When do you opt for a 18650 lithium ion (Li-ion) accumulator? And when is a CR123A lithium battery the smart choice? We did the test!

We have put 7 different batteries and accumulators in a new Fenix TK11 torch and tested how long they work. We have measured the light output of the torch at 1 metre distance, every 10 minutes. We have also measured the temperature of the lamp head.

18650 vs. CR123A: differences between the batteries

18650 accumulators

These accumulators are rechargeable, have a larger capacity and are therefore cheaper in regular use. It is sensible to store 18650 accumulators that are not in use in an Eden protection box. That prevents short-circuits and protects the film around the cells.

All 18650 accumulators

CR123A batteries

These lithium batteries are not rechargeable and are always ready to use. An important advantage is that they can be stored for a long time (think 10 years) which makes them ideal for occasional use or for use in lamps that can only be used in emergency cases.

All CR123A batteries

RCR123A accumulators

These are rechargeable CR123A accumulators. Because we often are asked for these accumulators we included 2 brands in this test. However, we do not stock those accumulators. The maximum power those accumulators can provide is insufficient for many modern lamps. And it is unclear what the origin is of the cells in the available models. And that seems not without risk. We have experienced exploding cells.

The torch used: the Fenix TK11

We have selected the Fenix TK11 for this test. It can be used both with CR123A batteries and a 18650 accumulator. It has an average light output of 258 Lumen and therefore no extreme stress on the accumulators should be expected.

The graph clearly demonstrates that there are significant differences between the life of the various batteries and accumulators. The life varies from more than 1 hour for the RCR123A accumulators with a capacity of 750 mAh to more than 3.5 hours for the Eden 3400 mAh 18650 accumulator.
The small fluctuations in brightness stay within 2 to 3 percent and fall within the measuring accuracy.

The measured temperature varies (after heating of the lamp) between 38 and 42 degrees Celsius. We think there is no relevant conclusion to be drawn from this. That's why the temperature is not included in the graph.

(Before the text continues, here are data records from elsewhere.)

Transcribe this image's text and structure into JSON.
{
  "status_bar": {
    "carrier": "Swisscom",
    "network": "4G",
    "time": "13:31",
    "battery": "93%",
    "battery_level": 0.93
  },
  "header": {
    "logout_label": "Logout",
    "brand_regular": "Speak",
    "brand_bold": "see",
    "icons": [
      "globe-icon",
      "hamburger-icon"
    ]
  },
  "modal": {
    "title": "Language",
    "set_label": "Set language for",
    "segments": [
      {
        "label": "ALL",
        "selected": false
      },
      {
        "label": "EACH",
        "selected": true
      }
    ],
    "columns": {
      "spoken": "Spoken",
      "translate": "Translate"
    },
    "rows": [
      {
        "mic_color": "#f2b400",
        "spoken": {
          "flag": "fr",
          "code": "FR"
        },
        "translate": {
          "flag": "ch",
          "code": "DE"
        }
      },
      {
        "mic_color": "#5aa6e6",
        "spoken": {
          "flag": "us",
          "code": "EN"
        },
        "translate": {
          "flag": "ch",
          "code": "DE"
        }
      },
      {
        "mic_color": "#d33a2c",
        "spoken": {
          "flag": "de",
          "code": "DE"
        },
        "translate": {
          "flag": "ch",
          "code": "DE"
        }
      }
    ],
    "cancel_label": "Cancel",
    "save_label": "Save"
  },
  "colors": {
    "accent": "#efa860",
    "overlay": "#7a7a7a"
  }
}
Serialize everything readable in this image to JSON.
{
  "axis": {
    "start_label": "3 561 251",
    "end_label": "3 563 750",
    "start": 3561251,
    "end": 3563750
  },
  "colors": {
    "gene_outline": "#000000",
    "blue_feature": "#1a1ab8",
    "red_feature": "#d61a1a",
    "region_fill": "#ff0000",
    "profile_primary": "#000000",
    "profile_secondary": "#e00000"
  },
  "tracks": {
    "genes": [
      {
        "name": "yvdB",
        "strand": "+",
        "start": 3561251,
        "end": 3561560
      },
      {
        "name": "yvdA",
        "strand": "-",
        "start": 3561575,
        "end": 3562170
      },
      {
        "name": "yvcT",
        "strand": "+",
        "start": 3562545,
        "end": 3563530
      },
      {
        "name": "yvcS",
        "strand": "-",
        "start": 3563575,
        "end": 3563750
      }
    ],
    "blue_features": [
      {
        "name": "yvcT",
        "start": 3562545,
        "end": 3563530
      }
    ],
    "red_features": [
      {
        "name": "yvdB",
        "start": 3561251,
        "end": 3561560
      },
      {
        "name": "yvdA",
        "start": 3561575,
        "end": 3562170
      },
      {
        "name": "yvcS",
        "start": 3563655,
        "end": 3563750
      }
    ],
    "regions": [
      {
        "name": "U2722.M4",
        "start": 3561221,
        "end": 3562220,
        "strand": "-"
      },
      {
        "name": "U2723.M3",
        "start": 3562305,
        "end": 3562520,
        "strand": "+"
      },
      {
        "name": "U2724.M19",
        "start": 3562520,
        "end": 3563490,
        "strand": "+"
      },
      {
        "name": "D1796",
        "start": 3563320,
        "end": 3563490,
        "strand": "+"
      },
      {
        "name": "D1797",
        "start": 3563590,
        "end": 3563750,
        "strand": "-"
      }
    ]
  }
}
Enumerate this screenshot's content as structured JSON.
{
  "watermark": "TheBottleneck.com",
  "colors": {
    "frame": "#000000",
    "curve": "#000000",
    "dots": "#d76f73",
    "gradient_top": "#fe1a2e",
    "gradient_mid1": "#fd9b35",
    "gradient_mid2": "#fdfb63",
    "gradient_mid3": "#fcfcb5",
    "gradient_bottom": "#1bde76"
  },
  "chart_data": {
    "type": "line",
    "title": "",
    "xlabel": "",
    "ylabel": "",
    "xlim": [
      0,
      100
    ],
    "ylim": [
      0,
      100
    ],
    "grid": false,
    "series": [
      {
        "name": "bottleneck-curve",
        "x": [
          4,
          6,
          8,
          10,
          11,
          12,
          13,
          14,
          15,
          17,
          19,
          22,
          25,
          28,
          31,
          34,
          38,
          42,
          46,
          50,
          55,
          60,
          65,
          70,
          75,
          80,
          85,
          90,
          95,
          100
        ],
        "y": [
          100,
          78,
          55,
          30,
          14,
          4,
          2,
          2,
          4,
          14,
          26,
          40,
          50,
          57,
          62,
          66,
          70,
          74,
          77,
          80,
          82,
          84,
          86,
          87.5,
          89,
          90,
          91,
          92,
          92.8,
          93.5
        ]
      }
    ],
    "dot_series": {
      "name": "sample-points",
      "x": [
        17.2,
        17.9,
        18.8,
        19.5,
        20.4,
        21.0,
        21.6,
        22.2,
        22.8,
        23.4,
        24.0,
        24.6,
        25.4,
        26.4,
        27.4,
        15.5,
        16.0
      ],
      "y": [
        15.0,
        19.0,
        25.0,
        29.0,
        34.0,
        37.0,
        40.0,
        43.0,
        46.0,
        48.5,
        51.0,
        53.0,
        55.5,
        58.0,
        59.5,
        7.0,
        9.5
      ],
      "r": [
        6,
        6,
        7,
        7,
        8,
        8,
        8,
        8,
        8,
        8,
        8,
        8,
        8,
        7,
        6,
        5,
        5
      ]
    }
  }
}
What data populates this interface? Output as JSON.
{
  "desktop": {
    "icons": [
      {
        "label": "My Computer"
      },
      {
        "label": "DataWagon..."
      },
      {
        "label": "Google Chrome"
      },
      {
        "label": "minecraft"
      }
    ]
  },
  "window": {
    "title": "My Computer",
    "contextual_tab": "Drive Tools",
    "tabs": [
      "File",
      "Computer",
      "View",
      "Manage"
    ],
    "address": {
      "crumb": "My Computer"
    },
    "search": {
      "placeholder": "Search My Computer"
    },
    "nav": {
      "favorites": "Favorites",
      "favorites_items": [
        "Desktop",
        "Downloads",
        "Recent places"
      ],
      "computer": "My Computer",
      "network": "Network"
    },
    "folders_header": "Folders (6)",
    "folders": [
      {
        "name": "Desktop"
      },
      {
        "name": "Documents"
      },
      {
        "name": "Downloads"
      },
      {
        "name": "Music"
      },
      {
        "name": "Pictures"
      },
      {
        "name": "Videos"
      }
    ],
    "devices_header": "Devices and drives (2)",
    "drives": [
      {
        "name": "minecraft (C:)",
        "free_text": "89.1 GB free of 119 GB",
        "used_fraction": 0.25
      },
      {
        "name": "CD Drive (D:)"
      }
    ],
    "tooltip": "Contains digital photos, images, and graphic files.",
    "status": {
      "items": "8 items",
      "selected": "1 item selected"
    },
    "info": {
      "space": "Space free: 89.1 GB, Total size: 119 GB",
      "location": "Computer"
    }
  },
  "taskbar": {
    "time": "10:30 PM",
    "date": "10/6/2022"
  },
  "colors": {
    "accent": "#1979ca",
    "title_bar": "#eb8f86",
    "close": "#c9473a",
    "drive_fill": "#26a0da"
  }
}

However it is visible that the indicated capacity cannot be directly calculated in terms of life. You could expect that (based on the same lamp). Apparently the definition of the capacity by the manufacturer differs considerably.

Conclusion

  • The smaller CR123A batteries are only recommended for occasional use. For more intensive use than fifteen minutes a week, it already is cheaper to switch to a 18650 accumulator (based on a life of 3 years of a 18650 accumulator and including the purchase of a charger that usually lasts longer than 3 years).
  • For intensive use the high capacity of the Eden 18650 3400 mAh is recommended for its long life.
  • For less intensive use (think less than 2 hours) a 18650 accumulator with a smaller capacity like the Eden 2600 mAh should be considered to save costs because extra charging is no problem with these accumulators.